EXERCISE AIM: An exact reprint of all the records is the expected answer.

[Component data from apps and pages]
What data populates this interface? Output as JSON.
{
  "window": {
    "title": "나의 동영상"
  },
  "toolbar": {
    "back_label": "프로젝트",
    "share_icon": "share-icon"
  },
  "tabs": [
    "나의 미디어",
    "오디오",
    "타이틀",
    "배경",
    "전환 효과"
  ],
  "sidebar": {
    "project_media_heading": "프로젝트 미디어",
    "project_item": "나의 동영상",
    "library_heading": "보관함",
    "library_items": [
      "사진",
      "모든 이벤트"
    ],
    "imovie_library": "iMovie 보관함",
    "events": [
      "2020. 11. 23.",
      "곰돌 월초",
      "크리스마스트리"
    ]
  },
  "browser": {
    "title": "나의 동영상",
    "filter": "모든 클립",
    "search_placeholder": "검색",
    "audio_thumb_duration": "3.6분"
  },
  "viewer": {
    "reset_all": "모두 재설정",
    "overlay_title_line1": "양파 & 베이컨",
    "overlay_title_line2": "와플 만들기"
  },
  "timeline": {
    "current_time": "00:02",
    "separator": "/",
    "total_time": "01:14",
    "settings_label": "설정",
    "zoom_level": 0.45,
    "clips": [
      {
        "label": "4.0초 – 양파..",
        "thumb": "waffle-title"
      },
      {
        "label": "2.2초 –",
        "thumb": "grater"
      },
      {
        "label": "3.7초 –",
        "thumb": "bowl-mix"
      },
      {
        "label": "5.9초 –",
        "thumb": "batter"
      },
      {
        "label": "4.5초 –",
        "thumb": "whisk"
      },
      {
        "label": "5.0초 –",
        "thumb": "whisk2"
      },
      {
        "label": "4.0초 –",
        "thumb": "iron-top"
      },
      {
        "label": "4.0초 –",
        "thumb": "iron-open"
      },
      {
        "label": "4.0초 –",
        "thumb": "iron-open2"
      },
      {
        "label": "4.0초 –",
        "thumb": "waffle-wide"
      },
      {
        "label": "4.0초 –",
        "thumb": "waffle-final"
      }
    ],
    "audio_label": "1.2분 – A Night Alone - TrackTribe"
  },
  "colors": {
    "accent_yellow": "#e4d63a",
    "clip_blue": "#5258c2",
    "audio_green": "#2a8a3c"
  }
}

WRITTEN REPLY:
What data populates this interface? Output as JSON.
{
  "window": {
    "title": "나의 동영상"
  },
  "toolbar": {
    "back_label": "프로젝트",
    "share_icon": "share-icon"
  },
  "tabs": [
    "나의 미디어",
    "오디오",
    "타이틀",
    "배경",
    "전환 효과"
  ],
  "sidebar": {
    "project_media_heading": "프로젝트 미디어",
    "project_item": "나의 동영상",
    "library_heading": "보관함",
    "library_items": [
      "사진",
      "모든 이벤트"
    ],
    "imovie_library": "iMovie 보관함",
    "events": [
      "2020. 11. 23.",
      "곰돌 월초",
      "크리스마스트리"
    ]
  },
  "browser": {
    "title": "나의 동영상",
    "filter": "모든 클립",
    "search_placeholder": "검색",
    "audio_thumb_duration": "3.6분"
  },
  "viewer": {
    "reset_all": "모두 재설정",
    "overlay_title_line1": "양파 & 베이컨",
    "overlay_title_line2": "와플 만들기"
  },
  "timeline": {
    "current_time": "00:02",
    "separator": "/",
    "total_time": "01:14",
    "settings_label": "설정",
    "zoom_level": 0.45,
    "clips": [
      {
        "label": "4.0초 – 양파..",
        "thumb": "waffle-title"
      },
      {
        "label": "2.2초 –",
        "thumb": "grater"
      },
      {
        "label": "3.7초 –",
        "thumb": "bowl-mix"
      },
      {
        "label": "5.9초 –",
        "thumb": "batter"
      },
      {
        "label": "4.5초 –",
        "thumb": "whisk"
      },
      {
        "label": "5.0초 –",
        "thumb": "whisk2"
      },
      {
        "label": "4.0초 –",
        "thumb": "iron-top"
      },
      {
        "label": "4.0초 –",
        "thumb": "iron-open"
      },
      {
        "label": "4.0초 –",
        "thumb": "iron-open2"
      },
      {
        "label": "4.0초 –",
        "thumb": "waffle-wide"
      },
      {
        "label": "4.0초 –",
        "thumb": "waffle-final"
      }
    ],
    "audio_label": "1.2분 – A Night Alone - TrackTribe"
  },
  "colors": {
    "accent_yellow": "#e4d63a",
    "clip_blue": "#5258c2",
    "audio_green": "#2a8a3c"
  }
}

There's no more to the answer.